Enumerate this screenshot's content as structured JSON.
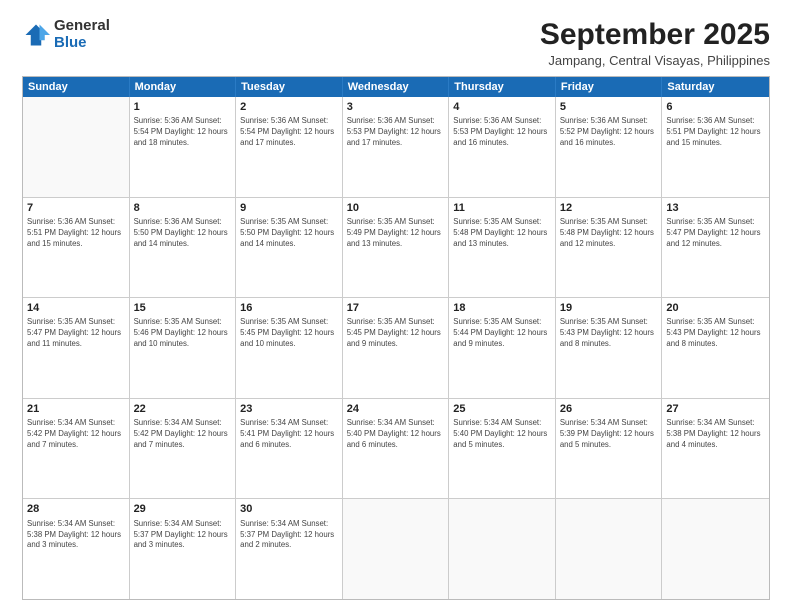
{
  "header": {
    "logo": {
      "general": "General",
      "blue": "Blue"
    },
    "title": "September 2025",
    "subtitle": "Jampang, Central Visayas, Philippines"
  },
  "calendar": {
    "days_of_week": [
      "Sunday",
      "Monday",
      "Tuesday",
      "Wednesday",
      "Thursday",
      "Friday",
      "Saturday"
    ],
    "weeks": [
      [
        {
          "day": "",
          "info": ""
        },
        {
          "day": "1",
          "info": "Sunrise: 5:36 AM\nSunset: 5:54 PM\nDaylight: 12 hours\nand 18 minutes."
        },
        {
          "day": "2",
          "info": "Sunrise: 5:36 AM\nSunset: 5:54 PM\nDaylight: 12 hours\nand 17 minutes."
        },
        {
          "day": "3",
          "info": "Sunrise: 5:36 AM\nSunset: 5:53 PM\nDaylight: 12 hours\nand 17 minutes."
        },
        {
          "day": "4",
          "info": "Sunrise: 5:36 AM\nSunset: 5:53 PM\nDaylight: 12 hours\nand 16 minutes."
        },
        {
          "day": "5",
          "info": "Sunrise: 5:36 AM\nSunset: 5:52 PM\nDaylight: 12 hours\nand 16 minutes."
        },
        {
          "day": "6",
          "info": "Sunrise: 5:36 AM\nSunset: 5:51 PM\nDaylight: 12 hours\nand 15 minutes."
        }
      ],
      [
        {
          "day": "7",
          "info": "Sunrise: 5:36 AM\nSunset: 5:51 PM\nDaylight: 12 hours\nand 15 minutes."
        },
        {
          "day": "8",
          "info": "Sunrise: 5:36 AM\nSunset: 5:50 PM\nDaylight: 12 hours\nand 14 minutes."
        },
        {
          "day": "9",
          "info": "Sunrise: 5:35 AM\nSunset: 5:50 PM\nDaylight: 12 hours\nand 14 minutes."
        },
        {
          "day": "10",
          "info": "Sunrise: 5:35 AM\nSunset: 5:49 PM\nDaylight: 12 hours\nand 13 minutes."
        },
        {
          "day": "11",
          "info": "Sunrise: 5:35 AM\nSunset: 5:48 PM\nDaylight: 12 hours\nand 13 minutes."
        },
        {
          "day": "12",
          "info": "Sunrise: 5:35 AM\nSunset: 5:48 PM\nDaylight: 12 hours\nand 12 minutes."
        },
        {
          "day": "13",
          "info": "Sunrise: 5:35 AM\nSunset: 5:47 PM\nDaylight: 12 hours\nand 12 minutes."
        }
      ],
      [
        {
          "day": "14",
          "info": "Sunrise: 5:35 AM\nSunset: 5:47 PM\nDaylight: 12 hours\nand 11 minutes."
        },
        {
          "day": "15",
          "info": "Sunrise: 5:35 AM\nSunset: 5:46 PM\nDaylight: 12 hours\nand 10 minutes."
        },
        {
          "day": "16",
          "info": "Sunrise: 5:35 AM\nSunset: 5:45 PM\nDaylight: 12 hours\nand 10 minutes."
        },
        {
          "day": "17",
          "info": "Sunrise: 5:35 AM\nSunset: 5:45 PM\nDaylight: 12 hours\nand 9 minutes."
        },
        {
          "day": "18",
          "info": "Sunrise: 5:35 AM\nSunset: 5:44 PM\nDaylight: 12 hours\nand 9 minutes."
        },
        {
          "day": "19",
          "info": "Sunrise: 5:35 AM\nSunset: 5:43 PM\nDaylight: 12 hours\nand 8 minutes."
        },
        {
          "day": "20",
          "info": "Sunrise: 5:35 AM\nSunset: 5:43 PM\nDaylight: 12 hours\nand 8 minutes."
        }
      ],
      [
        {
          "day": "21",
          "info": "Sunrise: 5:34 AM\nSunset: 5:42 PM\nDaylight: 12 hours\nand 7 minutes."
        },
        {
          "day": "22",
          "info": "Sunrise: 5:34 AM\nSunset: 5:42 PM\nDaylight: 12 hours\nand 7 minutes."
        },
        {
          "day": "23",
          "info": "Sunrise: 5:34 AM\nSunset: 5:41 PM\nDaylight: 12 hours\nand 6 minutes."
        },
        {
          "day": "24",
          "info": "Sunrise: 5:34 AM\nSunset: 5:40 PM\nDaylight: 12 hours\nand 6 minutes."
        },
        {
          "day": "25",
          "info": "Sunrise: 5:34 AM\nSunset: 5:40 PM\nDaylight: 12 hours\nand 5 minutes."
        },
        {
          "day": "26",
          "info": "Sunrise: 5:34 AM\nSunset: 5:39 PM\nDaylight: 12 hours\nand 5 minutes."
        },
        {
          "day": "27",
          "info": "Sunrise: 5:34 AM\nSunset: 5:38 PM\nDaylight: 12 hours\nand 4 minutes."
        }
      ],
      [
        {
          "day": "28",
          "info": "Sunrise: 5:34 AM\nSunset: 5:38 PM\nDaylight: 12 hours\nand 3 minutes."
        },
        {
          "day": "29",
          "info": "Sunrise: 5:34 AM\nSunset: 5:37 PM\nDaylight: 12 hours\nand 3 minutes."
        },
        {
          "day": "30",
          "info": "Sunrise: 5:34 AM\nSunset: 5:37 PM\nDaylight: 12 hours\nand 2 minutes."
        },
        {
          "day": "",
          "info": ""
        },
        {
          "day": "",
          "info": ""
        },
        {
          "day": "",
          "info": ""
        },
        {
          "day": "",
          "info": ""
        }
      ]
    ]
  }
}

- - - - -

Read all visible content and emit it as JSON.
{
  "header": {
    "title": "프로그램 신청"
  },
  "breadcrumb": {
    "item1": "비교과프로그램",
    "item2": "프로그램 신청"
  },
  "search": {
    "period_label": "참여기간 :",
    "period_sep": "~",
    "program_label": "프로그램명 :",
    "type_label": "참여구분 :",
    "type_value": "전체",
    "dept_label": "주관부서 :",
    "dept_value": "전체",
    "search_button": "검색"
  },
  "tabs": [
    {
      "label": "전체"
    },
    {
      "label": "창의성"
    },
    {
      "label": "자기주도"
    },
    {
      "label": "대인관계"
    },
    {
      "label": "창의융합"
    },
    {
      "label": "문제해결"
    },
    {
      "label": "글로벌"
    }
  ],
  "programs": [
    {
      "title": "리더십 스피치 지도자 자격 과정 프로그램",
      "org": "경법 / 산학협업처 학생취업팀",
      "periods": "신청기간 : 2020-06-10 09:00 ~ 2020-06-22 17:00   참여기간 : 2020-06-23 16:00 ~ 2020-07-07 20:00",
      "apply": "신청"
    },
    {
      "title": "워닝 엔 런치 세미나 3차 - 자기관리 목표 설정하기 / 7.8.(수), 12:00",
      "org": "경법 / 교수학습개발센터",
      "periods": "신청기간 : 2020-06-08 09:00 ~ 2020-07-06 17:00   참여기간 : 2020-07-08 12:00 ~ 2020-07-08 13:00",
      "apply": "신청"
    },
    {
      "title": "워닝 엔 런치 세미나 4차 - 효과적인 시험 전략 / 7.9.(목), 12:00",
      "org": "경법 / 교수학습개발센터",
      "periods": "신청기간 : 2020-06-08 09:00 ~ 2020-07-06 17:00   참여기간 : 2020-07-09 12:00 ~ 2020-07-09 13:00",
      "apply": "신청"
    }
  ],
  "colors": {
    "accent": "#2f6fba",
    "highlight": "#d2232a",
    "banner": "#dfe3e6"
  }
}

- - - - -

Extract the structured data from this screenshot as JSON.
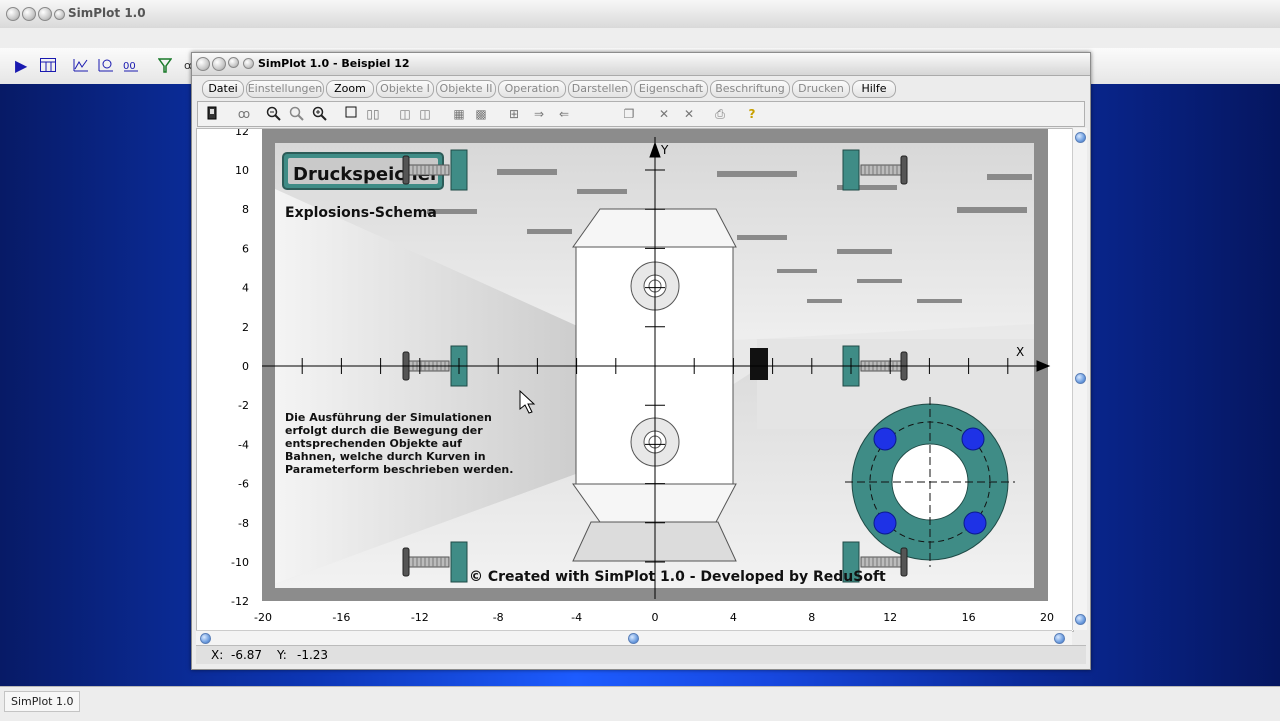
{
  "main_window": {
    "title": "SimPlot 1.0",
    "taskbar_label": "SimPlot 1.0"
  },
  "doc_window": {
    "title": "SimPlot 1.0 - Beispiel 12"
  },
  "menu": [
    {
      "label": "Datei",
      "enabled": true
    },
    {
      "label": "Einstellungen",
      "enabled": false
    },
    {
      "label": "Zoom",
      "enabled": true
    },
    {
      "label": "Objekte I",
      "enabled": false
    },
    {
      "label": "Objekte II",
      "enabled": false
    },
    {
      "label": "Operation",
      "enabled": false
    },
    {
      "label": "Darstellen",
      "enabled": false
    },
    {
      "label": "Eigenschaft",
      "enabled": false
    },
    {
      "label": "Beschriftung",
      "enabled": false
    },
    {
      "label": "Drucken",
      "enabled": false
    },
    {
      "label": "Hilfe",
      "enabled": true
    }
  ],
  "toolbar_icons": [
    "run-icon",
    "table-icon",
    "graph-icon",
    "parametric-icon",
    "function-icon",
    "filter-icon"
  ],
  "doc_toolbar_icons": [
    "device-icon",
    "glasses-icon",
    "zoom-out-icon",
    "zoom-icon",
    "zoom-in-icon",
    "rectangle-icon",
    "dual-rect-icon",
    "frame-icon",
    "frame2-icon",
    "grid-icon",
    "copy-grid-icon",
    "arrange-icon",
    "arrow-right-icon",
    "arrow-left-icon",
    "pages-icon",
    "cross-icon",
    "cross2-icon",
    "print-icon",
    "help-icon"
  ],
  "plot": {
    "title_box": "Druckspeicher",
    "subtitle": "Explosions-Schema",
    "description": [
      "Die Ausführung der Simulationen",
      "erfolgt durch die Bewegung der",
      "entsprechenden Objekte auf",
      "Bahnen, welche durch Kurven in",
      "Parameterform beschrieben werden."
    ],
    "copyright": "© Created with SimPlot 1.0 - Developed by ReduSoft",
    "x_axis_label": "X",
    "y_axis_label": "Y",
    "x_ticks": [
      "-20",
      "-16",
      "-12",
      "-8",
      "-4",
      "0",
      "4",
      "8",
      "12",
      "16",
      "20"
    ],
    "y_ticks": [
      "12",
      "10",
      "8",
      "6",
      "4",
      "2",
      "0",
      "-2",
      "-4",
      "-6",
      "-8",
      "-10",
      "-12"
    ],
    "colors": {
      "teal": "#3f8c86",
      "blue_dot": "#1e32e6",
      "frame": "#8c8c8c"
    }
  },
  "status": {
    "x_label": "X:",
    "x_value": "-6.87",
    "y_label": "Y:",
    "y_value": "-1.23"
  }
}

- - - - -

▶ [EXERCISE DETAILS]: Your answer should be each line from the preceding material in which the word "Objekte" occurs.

▶ [EXERCISE RESPONSE]:
      "label": "Objekte I",
      "label": "Objekte II",
      "entsprechenden Objekte auf",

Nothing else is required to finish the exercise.